HIV was first identified in the United States in 1981.  In the early 1980’s, public health efforts focused heavily on identification of the virus.  Once the virus was identified, resources have gone to develop drugs to treat the virus, vaccines and other methods to prevent infection.  According to the CDC, more than  55,000 people are infected with HIV each year in the US, 18,000 plus die from AIDS each year and about one million people are living with HIV in the US.  But about 1 in 5 people with HIV don’t know they are infected and are unknowingly transmitting the infection.  The US numbers are small compared to the global numbers – 33.4 million people are living with HIV/AIDS and 2 million die from AIDS each year. 

While HIV/AIDS numbers are high – they are only a part of the public health fight against disease. Most deaths are caused by non-communicable diseases, particularly cardiovascular disease (over 8,700,000 deaths annually).   However, over 9 million people die each year from infectious diseases.  The  majority of these deaths are caused by common respiratory and diarrheal infections due to poor sanitation and limited access to health care. 

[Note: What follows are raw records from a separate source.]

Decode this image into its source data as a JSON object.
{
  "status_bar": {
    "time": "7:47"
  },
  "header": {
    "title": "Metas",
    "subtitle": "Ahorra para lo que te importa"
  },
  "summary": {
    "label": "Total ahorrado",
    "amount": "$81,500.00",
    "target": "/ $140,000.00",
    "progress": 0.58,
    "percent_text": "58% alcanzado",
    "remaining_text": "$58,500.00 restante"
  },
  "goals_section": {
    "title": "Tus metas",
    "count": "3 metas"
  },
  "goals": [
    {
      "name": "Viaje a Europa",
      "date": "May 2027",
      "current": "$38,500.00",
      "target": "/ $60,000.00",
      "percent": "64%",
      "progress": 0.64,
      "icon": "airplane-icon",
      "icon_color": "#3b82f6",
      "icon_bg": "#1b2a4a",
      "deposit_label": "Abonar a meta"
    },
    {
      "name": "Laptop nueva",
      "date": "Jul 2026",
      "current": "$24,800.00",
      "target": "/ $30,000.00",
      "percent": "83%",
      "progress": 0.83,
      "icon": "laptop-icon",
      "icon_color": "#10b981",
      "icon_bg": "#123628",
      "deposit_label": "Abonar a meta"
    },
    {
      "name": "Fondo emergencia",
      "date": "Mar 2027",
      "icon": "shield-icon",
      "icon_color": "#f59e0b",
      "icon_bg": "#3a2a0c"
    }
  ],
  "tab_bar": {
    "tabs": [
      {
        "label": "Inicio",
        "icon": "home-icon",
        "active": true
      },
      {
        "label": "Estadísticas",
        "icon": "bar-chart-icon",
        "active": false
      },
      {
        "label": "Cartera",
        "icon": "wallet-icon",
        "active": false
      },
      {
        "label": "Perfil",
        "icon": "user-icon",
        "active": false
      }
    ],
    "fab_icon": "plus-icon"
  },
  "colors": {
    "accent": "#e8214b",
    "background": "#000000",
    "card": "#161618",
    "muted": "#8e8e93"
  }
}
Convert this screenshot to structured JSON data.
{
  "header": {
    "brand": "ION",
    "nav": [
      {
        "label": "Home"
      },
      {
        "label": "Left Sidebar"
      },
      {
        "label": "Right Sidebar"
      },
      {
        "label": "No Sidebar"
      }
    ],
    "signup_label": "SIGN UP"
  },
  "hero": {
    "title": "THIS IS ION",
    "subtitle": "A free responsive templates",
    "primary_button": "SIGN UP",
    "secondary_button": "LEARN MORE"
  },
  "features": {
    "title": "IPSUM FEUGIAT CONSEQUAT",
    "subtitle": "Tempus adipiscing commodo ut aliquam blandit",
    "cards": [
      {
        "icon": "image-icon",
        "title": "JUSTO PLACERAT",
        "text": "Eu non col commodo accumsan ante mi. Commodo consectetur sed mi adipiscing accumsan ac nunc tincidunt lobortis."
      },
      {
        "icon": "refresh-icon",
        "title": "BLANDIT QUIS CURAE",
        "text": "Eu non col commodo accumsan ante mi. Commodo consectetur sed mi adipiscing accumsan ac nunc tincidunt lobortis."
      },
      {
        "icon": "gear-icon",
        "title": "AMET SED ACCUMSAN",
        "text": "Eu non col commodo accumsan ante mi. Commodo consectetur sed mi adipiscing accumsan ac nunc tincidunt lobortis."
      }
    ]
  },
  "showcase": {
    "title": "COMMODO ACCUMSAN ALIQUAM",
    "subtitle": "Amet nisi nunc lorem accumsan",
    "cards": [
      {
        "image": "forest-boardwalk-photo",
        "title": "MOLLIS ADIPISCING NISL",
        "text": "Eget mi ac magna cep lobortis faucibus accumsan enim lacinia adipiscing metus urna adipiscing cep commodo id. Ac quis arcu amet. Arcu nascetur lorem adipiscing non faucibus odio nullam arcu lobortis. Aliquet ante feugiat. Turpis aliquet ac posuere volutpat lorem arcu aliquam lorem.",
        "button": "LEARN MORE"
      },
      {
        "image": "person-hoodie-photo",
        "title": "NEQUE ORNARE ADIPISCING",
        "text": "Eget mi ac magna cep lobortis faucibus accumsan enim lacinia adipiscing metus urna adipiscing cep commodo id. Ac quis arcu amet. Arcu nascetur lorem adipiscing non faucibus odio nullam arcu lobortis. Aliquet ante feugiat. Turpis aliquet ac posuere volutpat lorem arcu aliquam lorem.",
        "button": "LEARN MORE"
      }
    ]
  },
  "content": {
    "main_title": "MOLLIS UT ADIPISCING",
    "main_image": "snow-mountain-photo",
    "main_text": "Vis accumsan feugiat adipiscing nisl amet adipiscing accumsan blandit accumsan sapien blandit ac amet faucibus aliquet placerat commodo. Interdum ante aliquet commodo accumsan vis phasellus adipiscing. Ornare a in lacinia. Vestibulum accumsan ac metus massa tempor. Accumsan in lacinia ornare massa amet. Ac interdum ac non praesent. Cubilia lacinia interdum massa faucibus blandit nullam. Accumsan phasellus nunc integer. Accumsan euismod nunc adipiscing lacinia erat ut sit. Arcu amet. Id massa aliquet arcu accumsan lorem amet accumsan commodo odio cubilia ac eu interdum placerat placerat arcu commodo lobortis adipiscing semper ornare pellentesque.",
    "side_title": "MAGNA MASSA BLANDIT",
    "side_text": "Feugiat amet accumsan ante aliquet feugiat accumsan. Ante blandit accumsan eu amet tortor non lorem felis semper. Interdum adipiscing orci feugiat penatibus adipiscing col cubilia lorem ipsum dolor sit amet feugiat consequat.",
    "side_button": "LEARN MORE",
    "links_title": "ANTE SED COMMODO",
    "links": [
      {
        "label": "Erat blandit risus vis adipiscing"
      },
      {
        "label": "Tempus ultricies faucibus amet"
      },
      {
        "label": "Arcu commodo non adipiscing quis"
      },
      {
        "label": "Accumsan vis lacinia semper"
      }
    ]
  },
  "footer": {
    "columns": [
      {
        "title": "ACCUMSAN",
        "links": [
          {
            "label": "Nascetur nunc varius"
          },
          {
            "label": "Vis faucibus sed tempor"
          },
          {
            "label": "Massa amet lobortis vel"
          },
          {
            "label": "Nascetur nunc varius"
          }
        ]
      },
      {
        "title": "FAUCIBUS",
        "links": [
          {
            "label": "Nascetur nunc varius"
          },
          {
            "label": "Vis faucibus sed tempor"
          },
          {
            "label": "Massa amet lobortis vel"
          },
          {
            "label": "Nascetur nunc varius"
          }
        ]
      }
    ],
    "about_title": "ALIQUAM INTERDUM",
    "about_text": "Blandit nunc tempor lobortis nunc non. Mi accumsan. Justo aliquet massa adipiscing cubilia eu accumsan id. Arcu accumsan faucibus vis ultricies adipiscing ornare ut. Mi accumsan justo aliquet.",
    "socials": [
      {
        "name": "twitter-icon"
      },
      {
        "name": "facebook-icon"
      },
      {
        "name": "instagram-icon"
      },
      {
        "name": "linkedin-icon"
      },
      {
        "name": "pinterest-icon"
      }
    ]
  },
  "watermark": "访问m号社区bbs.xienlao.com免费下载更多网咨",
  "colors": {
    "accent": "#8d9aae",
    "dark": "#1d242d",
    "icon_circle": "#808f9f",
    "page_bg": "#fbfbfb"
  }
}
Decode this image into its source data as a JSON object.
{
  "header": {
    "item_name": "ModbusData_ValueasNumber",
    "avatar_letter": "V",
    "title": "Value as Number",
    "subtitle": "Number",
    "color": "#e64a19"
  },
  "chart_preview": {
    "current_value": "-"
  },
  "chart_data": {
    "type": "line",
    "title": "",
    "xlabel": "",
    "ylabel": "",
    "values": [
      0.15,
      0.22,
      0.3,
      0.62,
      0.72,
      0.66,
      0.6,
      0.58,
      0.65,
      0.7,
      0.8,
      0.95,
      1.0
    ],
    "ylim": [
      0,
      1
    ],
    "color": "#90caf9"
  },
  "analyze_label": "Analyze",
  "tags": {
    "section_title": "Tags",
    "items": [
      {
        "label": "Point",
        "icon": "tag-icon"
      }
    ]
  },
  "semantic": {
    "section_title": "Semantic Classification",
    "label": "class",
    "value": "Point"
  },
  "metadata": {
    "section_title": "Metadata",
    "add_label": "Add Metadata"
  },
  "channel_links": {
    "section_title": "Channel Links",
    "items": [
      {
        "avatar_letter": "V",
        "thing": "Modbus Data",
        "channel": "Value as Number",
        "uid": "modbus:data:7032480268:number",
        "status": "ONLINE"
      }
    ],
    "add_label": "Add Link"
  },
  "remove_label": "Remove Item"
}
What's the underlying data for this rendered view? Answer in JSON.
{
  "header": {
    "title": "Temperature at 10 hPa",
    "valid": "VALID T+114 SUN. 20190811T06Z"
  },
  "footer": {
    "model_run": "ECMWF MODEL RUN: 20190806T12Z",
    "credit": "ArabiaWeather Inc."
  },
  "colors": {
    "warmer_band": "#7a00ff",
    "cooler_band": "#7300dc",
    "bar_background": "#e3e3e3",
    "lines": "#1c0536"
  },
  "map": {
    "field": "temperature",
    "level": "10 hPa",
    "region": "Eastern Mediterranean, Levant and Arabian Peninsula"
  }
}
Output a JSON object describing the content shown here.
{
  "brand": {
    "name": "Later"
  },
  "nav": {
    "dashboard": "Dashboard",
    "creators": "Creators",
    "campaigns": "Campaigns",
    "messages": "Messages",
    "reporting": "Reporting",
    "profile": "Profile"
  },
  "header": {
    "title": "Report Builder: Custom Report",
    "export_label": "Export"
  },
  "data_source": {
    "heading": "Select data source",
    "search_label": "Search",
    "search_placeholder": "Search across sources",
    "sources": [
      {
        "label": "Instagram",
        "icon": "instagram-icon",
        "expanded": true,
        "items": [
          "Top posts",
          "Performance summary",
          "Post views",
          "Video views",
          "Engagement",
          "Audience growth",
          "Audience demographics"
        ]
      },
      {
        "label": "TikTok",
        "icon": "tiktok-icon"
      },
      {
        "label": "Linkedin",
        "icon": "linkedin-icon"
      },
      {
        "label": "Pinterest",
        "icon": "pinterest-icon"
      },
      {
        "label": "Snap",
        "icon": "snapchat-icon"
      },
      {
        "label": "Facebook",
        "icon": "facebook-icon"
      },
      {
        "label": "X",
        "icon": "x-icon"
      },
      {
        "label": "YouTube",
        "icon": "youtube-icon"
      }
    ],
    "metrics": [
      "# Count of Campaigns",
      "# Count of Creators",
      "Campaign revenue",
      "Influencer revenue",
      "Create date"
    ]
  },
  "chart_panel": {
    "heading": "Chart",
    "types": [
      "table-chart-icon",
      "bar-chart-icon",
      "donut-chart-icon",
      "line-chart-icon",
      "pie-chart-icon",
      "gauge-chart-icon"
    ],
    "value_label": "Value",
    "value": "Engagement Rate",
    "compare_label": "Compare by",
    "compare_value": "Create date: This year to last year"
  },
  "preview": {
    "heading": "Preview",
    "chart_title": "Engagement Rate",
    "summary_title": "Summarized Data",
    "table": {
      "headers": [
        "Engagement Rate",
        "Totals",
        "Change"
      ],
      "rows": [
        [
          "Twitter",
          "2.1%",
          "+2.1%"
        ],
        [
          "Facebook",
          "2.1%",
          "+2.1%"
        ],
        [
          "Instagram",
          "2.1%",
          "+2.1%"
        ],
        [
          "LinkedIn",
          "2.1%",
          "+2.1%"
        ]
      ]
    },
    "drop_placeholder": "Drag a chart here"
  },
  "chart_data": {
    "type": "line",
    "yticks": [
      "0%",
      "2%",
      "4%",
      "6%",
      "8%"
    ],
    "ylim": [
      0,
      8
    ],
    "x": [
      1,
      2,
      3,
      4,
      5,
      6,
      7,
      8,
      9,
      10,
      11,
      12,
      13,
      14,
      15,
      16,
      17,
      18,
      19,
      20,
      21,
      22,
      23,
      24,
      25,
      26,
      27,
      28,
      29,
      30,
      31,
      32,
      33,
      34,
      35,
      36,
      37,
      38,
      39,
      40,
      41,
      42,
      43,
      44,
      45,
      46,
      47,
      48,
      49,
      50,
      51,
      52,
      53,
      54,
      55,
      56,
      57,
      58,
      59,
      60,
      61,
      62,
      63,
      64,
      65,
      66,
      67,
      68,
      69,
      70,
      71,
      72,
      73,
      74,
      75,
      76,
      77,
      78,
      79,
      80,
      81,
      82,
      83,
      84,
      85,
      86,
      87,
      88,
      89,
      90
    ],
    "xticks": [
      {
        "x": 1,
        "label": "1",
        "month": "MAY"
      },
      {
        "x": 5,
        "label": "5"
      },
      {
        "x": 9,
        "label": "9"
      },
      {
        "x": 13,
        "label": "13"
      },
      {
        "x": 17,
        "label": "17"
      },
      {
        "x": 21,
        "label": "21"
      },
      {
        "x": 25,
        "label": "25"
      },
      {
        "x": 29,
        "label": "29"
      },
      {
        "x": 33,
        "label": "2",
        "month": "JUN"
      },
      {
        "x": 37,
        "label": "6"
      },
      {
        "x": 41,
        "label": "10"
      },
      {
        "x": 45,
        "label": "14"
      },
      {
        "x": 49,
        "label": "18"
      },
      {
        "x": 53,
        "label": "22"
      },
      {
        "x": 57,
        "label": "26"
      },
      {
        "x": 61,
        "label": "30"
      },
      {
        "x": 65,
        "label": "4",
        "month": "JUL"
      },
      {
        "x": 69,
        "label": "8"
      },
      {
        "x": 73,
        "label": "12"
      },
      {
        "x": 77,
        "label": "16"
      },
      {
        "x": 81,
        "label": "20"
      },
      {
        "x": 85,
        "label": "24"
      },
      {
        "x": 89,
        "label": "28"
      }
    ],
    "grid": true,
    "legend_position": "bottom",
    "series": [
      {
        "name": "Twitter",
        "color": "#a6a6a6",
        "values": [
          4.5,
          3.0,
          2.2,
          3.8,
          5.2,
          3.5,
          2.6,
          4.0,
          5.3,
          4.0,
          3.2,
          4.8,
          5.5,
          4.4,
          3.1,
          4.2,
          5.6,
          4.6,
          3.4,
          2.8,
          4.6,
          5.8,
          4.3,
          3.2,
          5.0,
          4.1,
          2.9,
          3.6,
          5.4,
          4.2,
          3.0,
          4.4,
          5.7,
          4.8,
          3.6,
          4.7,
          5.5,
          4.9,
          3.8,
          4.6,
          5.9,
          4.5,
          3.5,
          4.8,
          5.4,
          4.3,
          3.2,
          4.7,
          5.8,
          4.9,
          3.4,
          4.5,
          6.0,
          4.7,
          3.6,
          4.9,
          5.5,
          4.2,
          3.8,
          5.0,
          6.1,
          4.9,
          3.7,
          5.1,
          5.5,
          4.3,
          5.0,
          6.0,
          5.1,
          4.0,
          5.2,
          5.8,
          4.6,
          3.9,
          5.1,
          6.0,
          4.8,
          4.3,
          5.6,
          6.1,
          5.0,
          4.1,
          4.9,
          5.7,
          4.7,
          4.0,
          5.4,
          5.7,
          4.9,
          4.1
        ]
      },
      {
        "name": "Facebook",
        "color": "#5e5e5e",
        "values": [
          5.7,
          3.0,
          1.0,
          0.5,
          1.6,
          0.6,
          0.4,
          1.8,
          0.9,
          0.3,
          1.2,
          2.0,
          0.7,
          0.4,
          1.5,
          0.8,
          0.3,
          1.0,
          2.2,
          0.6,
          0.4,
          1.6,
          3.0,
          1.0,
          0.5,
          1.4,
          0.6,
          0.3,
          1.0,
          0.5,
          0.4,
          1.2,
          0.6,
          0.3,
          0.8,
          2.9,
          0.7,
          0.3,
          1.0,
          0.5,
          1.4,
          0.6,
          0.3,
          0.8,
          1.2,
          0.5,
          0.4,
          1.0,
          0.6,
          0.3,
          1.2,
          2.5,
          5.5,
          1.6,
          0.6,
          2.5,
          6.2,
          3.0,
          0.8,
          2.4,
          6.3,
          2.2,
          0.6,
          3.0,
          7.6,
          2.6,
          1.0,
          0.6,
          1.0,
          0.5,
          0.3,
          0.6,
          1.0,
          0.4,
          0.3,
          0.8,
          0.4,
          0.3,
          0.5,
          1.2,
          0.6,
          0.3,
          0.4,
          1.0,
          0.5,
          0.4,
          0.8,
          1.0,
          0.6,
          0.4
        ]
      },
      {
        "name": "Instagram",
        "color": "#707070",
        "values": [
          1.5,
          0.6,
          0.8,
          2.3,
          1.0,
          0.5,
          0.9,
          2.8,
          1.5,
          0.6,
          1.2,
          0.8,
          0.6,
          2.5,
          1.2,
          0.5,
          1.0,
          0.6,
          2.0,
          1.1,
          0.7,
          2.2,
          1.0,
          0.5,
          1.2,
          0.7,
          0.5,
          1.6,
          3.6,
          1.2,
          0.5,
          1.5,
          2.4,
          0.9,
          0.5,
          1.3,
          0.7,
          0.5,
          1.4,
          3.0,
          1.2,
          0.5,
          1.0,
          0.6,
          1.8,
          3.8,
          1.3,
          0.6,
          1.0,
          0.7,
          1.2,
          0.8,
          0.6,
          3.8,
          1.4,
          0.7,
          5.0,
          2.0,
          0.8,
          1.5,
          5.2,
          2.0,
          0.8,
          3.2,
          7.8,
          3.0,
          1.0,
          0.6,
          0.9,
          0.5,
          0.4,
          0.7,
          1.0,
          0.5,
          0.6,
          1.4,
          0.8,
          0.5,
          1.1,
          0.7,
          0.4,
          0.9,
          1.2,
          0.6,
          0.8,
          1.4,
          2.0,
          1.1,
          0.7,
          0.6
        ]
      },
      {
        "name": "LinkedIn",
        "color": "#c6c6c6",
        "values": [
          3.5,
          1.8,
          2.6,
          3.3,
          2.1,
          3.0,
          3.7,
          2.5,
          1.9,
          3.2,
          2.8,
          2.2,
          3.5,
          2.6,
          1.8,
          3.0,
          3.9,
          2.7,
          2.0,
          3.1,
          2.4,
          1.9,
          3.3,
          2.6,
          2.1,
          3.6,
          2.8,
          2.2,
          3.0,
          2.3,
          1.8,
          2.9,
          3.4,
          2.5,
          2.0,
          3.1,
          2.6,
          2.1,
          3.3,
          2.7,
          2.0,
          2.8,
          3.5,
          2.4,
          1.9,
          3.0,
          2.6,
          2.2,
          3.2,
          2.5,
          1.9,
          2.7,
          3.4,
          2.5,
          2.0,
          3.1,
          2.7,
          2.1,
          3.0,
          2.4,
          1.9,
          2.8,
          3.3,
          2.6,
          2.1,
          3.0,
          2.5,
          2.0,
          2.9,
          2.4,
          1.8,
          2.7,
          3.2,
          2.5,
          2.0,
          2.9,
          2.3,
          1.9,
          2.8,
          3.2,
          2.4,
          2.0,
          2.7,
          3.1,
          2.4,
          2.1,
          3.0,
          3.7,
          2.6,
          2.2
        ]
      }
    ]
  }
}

No matter what disease you are looking at – you, the public, must take an active role to protect yourself with healthy habits.  Eat healthy foods, exercise, wash your hands, don’t take part in risky behaviors.  Today is World AIDS Day – a good time to look at what you are doing and protect yourself and your family.